Exercise details
The data must be reproduced verbatim; images are to be omitted.
Given data START
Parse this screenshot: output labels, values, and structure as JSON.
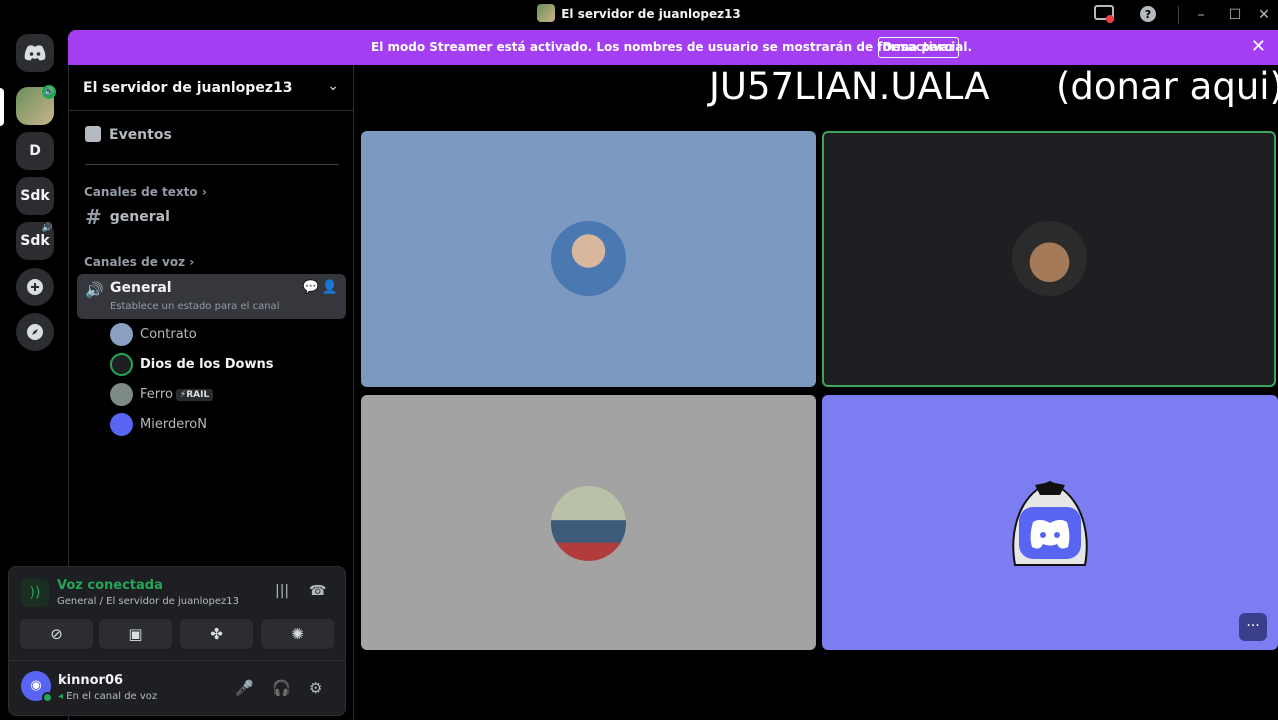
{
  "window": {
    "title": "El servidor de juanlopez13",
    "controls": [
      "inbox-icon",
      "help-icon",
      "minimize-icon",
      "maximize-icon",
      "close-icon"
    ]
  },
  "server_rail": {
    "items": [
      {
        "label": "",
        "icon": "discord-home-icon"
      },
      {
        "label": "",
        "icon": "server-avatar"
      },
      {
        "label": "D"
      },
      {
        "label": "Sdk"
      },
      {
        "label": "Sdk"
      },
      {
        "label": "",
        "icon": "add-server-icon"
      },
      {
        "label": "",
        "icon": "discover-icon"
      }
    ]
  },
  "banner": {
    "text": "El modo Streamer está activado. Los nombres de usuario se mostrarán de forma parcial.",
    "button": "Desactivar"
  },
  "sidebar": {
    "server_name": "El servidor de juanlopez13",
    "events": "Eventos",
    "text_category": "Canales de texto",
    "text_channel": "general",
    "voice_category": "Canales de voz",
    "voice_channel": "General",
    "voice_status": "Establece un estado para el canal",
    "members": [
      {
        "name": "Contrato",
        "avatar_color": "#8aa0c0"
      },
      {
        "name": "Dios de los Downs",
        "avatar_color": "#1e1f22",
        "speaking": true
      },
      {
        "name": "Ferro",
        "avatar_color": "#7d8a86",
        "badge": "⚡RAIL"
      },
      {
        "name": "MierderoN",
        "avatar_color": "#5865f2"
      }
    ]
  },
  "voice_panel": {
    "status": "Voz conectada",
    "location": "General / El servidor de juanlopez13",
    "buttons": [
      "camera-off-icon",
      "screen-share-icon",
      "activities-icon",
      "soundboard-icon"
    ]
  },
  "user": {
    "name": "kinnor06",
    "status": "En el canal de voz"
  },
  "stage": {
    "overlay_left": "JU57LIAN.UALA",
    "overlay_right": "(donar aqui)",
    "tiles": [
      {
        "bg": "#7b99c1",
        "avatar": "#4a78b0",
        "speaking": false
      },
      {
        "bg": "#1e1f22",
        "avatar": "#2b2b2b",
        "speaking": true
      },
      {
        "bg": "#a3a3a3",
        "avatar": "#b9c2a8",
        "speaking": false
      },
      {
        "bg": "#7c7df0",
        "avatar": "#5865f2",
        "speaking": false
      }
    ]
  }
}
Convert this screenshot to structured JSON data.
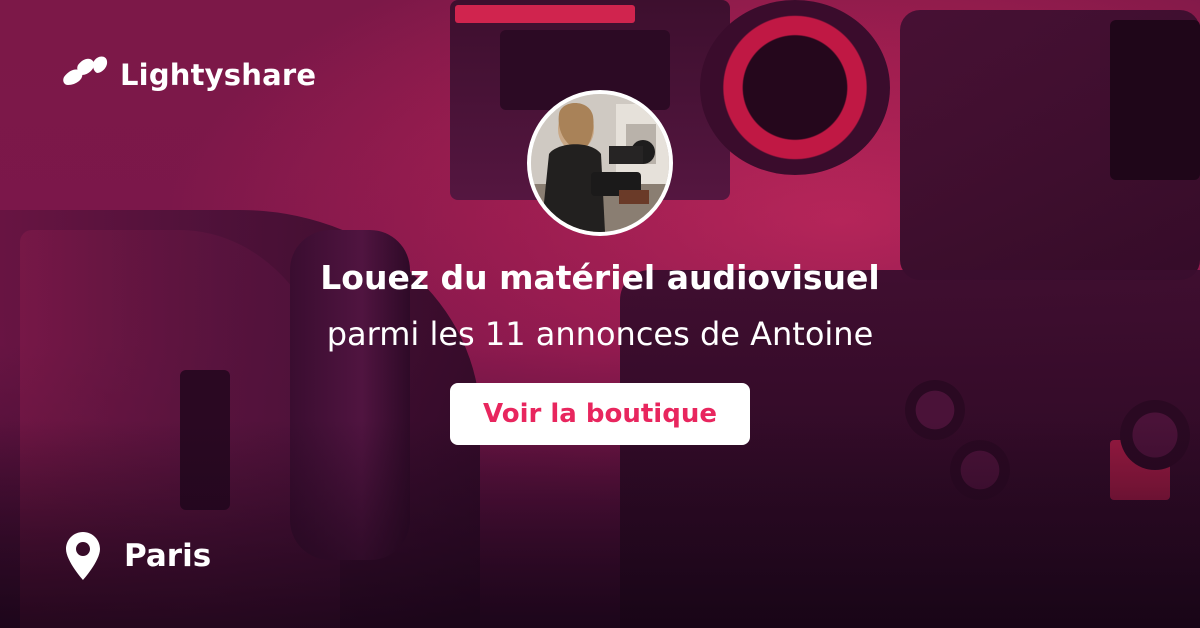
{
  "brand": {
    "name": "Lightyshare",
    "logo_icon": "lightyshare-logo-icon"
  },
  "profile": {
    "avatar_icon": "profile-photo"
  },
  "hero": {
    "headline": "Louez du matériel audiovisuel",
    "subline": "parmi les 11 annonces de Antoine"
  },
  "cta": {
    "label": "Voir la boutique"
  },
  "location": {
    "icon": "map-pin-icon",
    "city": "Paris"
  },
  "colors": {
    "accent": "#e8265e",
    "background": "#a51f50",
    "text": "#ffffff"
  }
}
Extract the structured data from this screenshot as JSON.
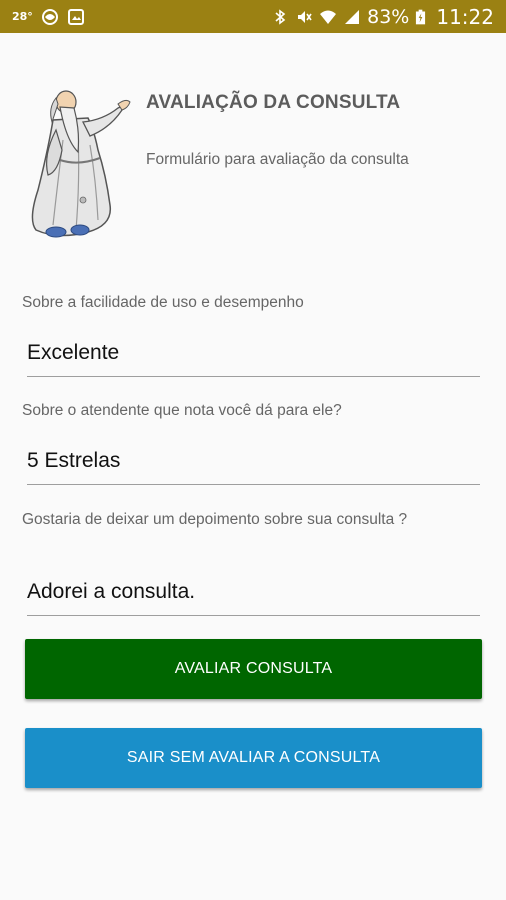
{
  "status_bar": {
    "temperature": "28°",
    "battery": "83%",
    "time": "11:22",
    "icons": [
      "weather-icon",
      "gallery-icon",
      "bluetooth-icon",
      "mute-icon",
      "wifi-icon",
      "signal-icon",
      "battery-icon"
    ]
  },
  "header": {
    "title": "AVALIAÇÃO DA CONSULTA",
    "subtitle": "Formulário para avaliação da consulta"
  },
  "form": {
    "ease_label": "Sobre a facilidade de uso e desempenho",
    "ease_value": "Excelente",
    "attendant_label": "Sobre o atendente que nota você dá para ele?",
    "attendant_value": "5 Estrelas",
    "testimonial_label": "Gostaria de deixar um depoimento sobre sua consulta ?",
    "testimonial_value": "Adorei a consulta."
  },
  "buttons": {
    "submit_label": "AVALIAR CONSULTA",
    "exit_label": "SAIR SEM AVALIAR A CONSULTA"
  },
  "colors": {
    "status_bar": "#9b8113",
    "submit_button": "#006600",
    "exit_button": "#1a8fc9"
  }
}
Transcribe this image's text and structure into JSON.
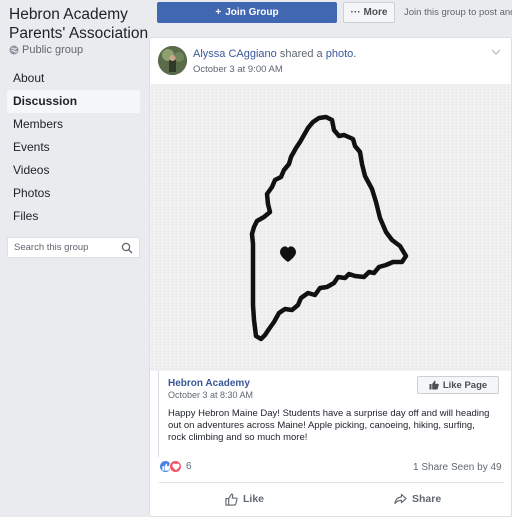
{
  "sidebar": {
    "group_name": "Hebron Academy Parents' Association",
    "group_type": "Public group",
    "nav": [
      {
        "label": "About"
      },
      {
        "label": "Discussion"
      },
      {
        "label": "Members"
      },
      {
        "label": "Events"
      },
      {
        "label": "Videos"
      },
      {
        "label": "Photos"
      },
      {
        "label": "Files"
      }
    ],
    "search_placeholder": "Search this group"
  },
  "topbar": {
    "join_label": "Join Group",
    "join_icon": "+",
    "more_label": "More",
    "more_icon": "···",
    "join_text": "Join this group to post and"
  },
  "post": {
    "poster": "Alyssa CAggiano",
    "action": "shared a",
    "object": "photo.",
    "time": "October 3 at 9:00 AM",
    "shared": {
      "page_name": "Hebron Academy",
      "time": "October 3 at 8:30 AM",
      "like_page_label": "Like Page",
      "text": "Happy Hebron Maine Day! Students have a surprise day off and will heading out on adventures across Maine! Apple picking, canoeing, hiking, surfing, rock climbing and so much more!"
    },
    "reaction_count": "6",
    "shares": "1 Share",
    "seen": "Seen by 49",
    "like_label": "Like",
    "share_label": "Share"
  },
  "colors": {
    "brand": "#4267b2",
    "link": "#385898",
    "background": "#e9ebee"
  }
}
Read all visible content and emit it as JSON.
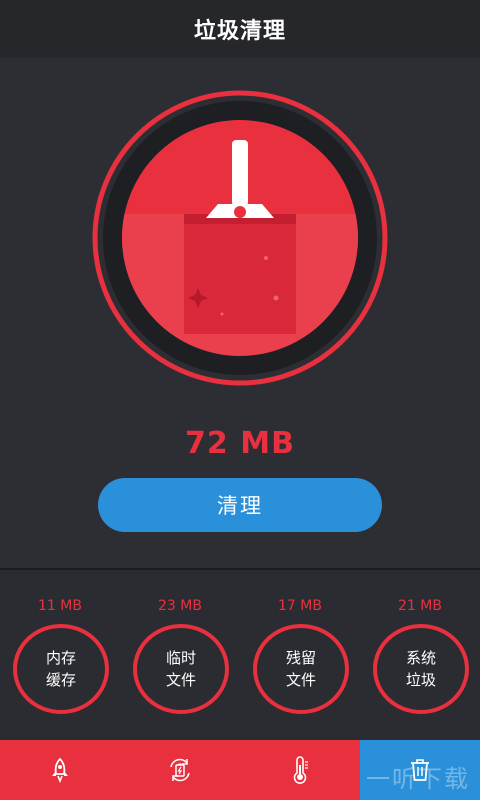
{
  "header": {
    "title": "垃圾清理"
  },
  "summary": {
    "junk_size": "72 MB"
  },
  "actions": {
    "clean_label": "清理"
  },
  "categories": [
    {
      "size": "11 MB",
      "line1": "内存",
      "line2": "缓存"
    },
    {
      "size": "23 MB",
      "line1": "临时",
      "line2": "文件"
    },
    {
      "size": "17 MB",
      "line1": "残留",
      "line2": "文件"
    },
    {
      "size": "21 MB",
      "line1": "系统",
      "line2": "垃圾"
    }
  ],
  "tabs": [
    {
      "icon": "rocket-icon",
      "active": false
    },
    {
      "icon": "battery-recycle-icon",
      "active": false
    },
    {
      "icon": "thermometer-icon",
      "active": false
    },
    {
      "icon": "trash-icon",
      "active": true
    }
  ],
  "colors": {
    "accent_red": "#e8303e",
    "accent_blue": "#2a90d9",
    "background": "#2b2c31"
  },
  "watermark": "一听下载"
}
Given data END
Answer to the problem
Parse this screenshot: output labels, values, and structure as JSON.
{
  "window": {
    "title": "El servidor de juanlopez13",
    "controls": [
      "inbox-icon",
      "help-icon",
      "minimize-icon",
      "maximize-icon",
      "close-icon"
    ]
  },
  "server_rail": {
    "items": [
      {
        "label": "",
        "icon": "discord-home-icon"
      },
      {
        "label": "",
        "icon": "server-avatar"
      },
      {
        "label": "D"
      },
      {
        "label": "Sdk"
      },
      {
        "label": "Sdk"
      },
      {
        "label": "",
        "icon": "add-server-icon"
      },
      {
        "label": "",
        "icon": "discover-icon"
      }
    ]
  },
  "banner": {
    "text": "El modo Streamer está activado. Los nombres de usuario se mostrarán de forma parcial.",
    "button": "Desactivar"
  },
  "sidebar": {
    "server_name": "El servidor de juanlopez13",
    "events": "Eventos",
    "text_category": "Canales de texto",
    "text_channel": "general",
    "voice_category": "Canales de voz",
    "voice_channel": "General",
    "voice_status": "Establece un estado para el canal",
    "members": [
      {
        "name": "Contrato",
        "avatar_color": "#8aa0c0"
      },
      {
        "name": "Dios de los Downs",
        "avatar_color": "#1e1f22",
        "speaking": true
      },
      {
        "name": "Ferro",
        "avatar_color": "#7d8a86",
        "badge": "⚡RAIL"
      },
      {
        "name": "MierderoN",
        "avatar_color": "#5865f2"
      }
    ]
  },
  "voice_panel": {
    "status": "Voz conectada",
    "location": "General / El servidor de juanlopez13",
    "buttons": [
      "camera-off-icon",
      "screen-share-icon",
      "activities-icon",
      "soundboard-icon"
    ]
  },
  "user": {
    "name": "kinnor06",
    "status": "En el canal de voz"
  },
  "stage": {
    "overlay_left": "JU57LIAN.UALA",
    "overlay_right": "(donar aqui)",
    "tiles": [
      {
        "bg": "#7b99c1",
        "avatar": "#4a78b0",
        "speaking": false
      },
      {
        "bg": "#1e1f22",
        "avatar": "#2b2b2b",
        "speaking": true
      },
      {
        "bg": "#a3a3a3",
        "avatar": "#b9c2a8",
        "speaking": false
      },
      {
        "bg": "#7c7df0",
        "avatar": "#5865f2",
        "speaking": false
      }
    ]
  }
}
Convert this screenshot to structured JSON data.
{
  "brand": {
    "name": "Lightyshare",
    "logo_icon": "lightyshare-logo-icon"
  },
  "profile": {
    "avatar_icon": "profile-photo"
  },
  "hero": {
    "headline": "Louez du matériel audiovisuel",
    "subline": "parmi les 11 annonces de Antoine"
  },
  "cta": {
    "label": "Voir la boutique"
  },
  "location": {
    "icon": "map-pin-icon",
    "city": "Paris"
  },
  "colors": {
    "accent": "#e8265e",
    "background": "#a51f50",
    "text": "#ffffff"
  }
}
Extract the structured data from this screenshot as JSON.
{
  "status_bar": {
    "temperature": "28°",
    "battery": "83%",
    "time": "11:22",
    "icons": [
      "weather-icon",
      "gallery-icon",
      "bluetooth-icon",
      "mute-icon",
      "wifi-icon",
      "signal-icon",
      "battery-icon"
    ]
  },
  "header": {
    "title": "AVALIAÇÃO DA CONSULTA",
    "subtitle": "Formulário para avaliação da consulta"
  },
  "form": {
    "ease_label": "Sobre a facilidade de uso e desempenho",
    "ease_value": "Excelente",
    "attendant_label": "Sobre o atendente que nota você dá para ele?",
    "attendant_value": "5 Estrelas",
    "testimonial_label": "Gostaria de deixar um depoimento sobre sua consulta ?",
    "testimonial_value": "Adorei a consulta."
  },
  "buttons": {
    "submit_label": "AVALIAR CONSULTA",
    "exit_label": "SAIR SEM AVALIAR A CONSULTA"
  },
  "colors": {
    "status_bar": "#9b8113",
    "submit_button": "#006600",
    "exit_button": "#1a8fc9"
  }
}
Transcribe this image's text and structure into JSON.
{
  "sidebar": {
    "group_name": "Hebron Academy Parents' Association",
    "group_type": "Public group",
    "nav": [
      {
        "label": "About"
      },
      {
        "label": "Discussion"
      },
      {
        "label": "Members"
      },
      {
        "label": "Events"
      },
      {
        "label": "Videos"
      },
      {
        "label": "Photos"
      },
      {
        "label": "Files"
      }
    ],
    "search_placeholder": "Search this group"
  },
  "topbar": {
    "join_label": "Join Group",
    "join_icon": "+",
    "more_label": "More",
    "more_icon": "···",
    "join_text": "Join this group to post and"
  },
  "post": {
    "poster": "Alyssa CAggiano",
    "action": "shared a",
    "object": "photo.",
    "time": "October 3 at 9:00 AM",
    "shared": {
      "page_name": "Hebron Academy",
      "time": "October 3 at 8:30 AM",
      "like_page_label": "Like Page",
      "text": "Happy Hebron Maine Day! Students have a surprise day off and will heading out on adventures across Maine! Apple picking, canoeing, hiking, surfing, rock climbing and so much more!"
    },
    "reaction_count": "6",
    "shares": "1 Share",
    "seen": "Seen by 49",
    "like_label": "Like",
    "share_label": "Share"
  },
  "colors": {
    "brand": "#4267b2",
    "link": "#385898",
    "background": "#e9ebee"
  }
}
Read all visible content and emit it as JSON.
{
  "header": {
    "title": "垃圾清理"
  },
  "summary": {
    "junk_size": "72 MB"
  },
  "actions": {
    "clean_label": "清理"
  },
  "categories": [
    {
      "size": "11 MB",
      "line1": "内存",
      "line2": "缓存"
    },
    {
      "size": "23 MB",
      "line1": "临时",
      "line2": "文件"
    },
    {
      "size": "17 MB",
      "line1": "残留",
      "line2": "文件"
    },
    {
      "size": "21 MB",
      "line1": "系统",
      "line2": "垃圾"
    }
  ],
  "tabs": [
    {
      "icon": "rocket-icon",
      "active": false
    },
    {
      "icon": "battery-recycle-icon",
      "active": false
    },
    {
      "icon": "thermometer-icon",
      "active": false
    },
    {
      "icon": "trash-icon",
      "active": true
    }
  ],
  "colors": {
    "accent_red": "#e8303e",
    "accent_blue": "#2a90d9",
    "background": "#2b2c31"
  },
  "watermark": "一听下载"
}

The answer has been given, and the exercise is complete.